Attitudes towards the new banking regulations

The share of the public with loans from formal financial institutions doubled from 2011 to 2016 according to World Bank Group’s analysis based on Integrated Household Survey in Georgia. The July 2019 CRRC/NDI survey data suggests that about half of the population has a loan. To address perceived over-indebtedness, on 1 January, 2019 the National Bank of Georgia introduced new regulations, restricting lending without more extensive analysis of a consumer’s solvency. The analysis includes looking at an individual’s income, expenses and total obligations, and determination of debtors’ capacity to service their loans without significant financial difficulties.

But, what does the public think about the new regulations?

Almost half of the population approves of the new regulations, a third disapproves, and the remainder are uncertain or did not respond to the question. Considering that the Georgian Dream introduced the regulation it is unsurprising that Georgian Dream supporters have a more favorable view of the legislation than people who identify with the United National Movement (UNM). People who identify with liberal parties or support no party at all are less likely to approve of the new regulations compared to GD supporters. Apart from party support there are no significant differences between different social and demographic groups. Nor is there any significant difference in approval between people who have and do not have loans.
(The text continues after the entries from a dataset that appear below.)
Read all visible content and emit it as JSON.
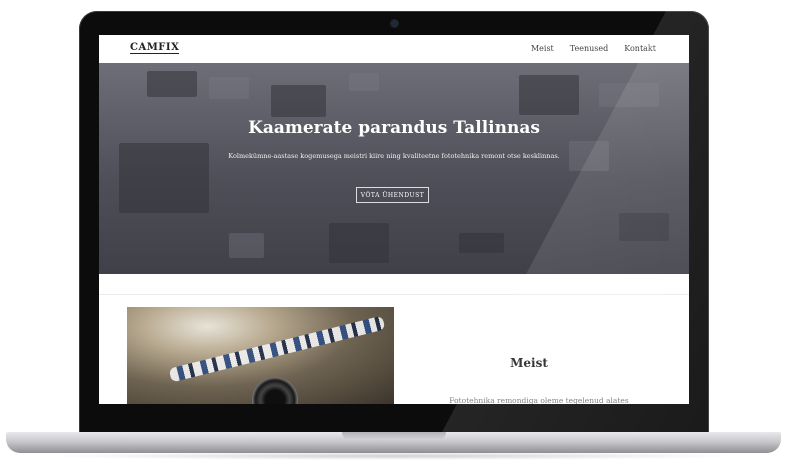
{
  "site": {
    "logo": "CAMFIX",
    "nav": [
      "Meist",
      "Teenused",
      "Kontakt"
    ]
  },
  "hero": {
    "title": "Kaamerate parandus Tallinnas",
    "subtitle": "Kolmekümne-aastase kogemusega meistri kiire ning kvaliteetne fototehnika remont otse kesklinnas.",
    "button": "VÕTA ÜHENDUST"
  },
  "about": {
    "title": "Meist",
    "text": "Fototehnika remondiga oleme tegelenud alates"
  },
  "colors": {
    "hero_overlay": "#4f4f59",
    "accent_white": "#ffffff"
  }
}
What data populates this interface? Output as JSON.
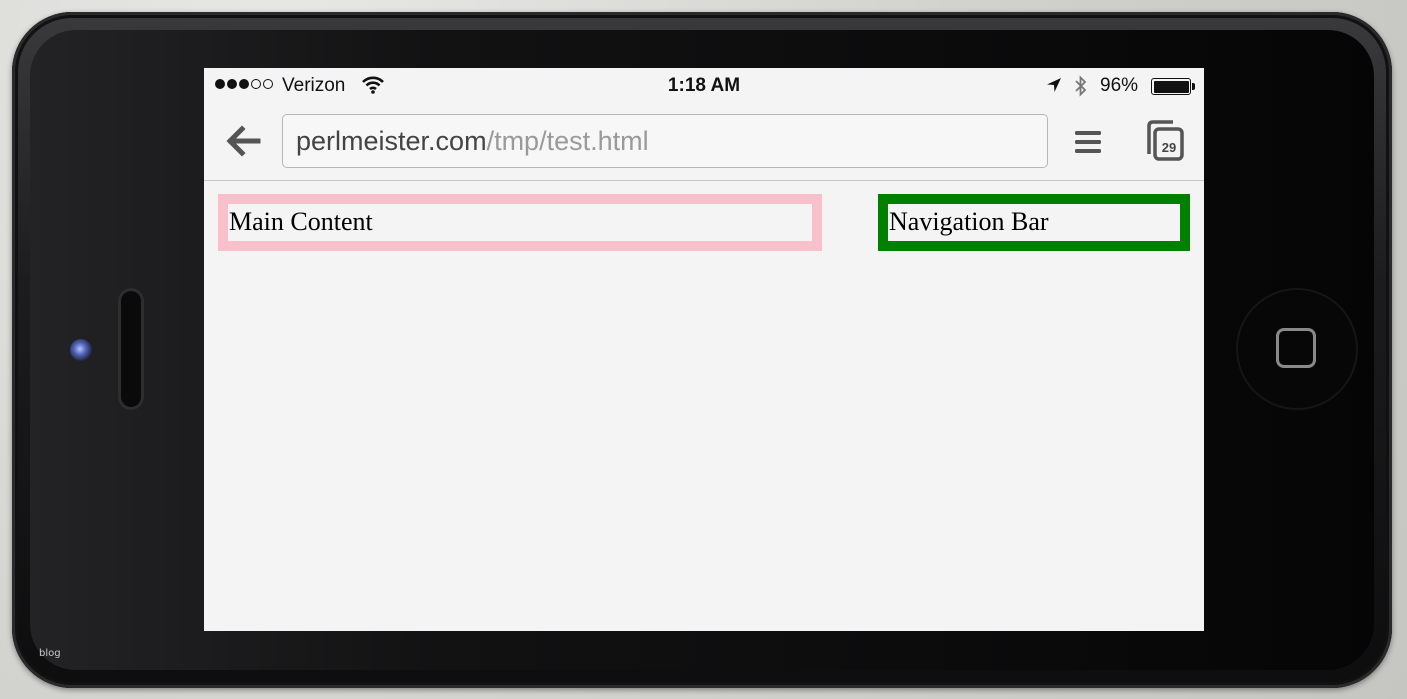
{
  "status_bar": {
    "signal_bars_filled": 3,
    "signal_bars_total": 5,
    "carrier": "Verizon",
    "time": "1:18 AM",
    "battery_percent": "96%"
  },
  "browser": {
    "url_domain": "perlmeister.com",
    "url_path": "/tmp/test.html",
    "tab_count": "29"
  },
  "page": {
    "main_content_label": "Main Content",
    "navigation_bar_label": "Navigation Bar"
  },
  "colors": {
    "main_content_border": "#f9c0cb",
    "navigation_bar_border": "#008000"
  },
  "watermark": "blog"
}
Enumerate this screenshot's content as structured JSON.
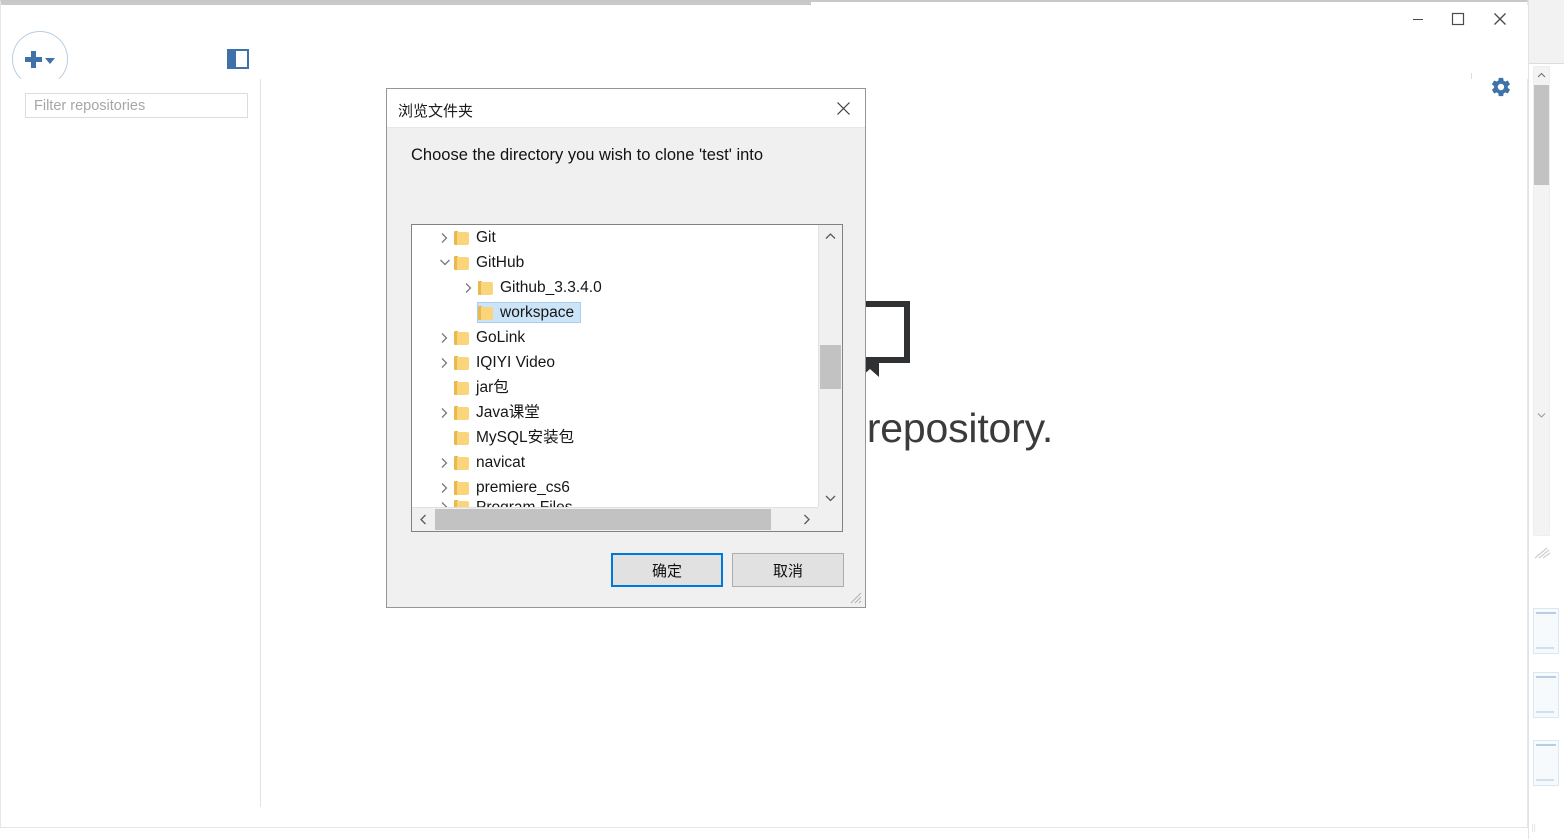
{
  "app": {
    "window_controls": {
      "minimize": "minimize-icon",
      "maximize": "maximize-icon",
      "close": "close-icon"
    },
    "toolbar": {
      "add_repo_label": "+",
      "add_repo_icon": "plus-with-caret-icon",
      "sidebar_toggle_icon": "sidebar-toggle-icon",
      "settings_icon": "gear-icon",
      "accent_color": "#3f72a8"
    },
    "sidebar": {
      "filter_placeholder": "Filter repositories",
      "filter_value": ""
    },
    "blank_slate": {
      "icon": "repository-book-icon",
      "title": "adding a repository."
    }
  },
  "dialog": {
    "title": "浏览文件夹",
    "close_icon": "close-icon",
    "prompt": "Choose the directory you wish to clone 'test' into",
    "selection_color": "#cce4f7",
    "focus_color": "#0078d7",
    "tree": [
      {
        "label": "Git",
        "indent": 1,
        "expander": "collapsed",
        "selected": false
      },
      {
        "label": "GitHub",
        "indent": 1,
        "expander": "expanded",
        "selected": false
      },
      {
        "label": "Github_3.3.4.0",
        "indent": 2,
        "expander": "collapsed",
        "selected": false
      },
      {
        "label": "workspace",
        "indent": 2,
        "expander": "none",
        "selected": true
      },
      {
        "label": "GoLink",
        "indent": 1,
        "expander": "collapsed",
        "selected": false
      },
      {
        "label": "IQIYI Video",
        "indent": 1,
        "expander": "collapsed",
        "selected": false
      },
      {
        "label": "jar包",
        "indent": 1,
        "expander": "none",
        "selected": false
      },
      {
        "label": "Java课堂",
        "indent": 1,
        "expander": "collapsed",
        "selected": false
      },
      {
        "label": "MySQL安装包",
        "indent": 1,
        "expander": "none",
        "selected": false
      },
      {
        "label": "navicat",
        "indent": 1,
        "expander": "collapsed",
        "selected": false
      },
      {
        "label": "premiere_cs6",
        "indent": 1,
        "expander": "collapsed",
        "selected": false
      },
      {
        "label": "Program Files",
        "indent": 1,
        "expander": "collapsed",
        "selected": false
      }
    ],
    "buttons": {
      "ok": "确定",
      "cancel": "取消"
    },
    "scrollbars": {
      "vertical_up": "chevron-up-icon",
      "vertical_down": "chevron-down-icon",
      "horizontal_left": "chevron-left-icon",
      "horizontal_right": "chevron-right-icon"
    }
  }
}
Although every second person in Georgia has a loan, the data suggests that having a loan is not associated with approval of the new regulations. However, support for different parties is. Those who identify with UNM, liberal parties or no party are less likely to approve the regulations compared to ruling party’s supporters.

Note: This blog post is based on a binary logistic regression analysis. The analysis includes having a loan or not, age group, settlement type, education level, party support, and employment status. The party support variable is coded as follows. The category “No party” consists of individuals that responded none or don’t know when asked which party was closest to them. The liberal group consists of New Rights, Bakradze-Ugulava – European Georgia, the Republican Party, the Free Democrats, the New Political Center – Girchi, the Movement State for the People, Political Platform – New Georgia, European Democrats, and Development Movement. The other grouping consists of the Alliance of Patriots of Georgia, Free Georgia, Democratic Movement – United Georgia, Left Alliance, Industry will save Georgia/Industrialists, the Georgian Conservative Party, the Georgian Labor Party, the Unity of Georgian Traditionalists, Tamaz Mechiauri for United Georgia, and Georgian Troupe. The data this blog post is based on is available here. The replication code for the above analysis is available here.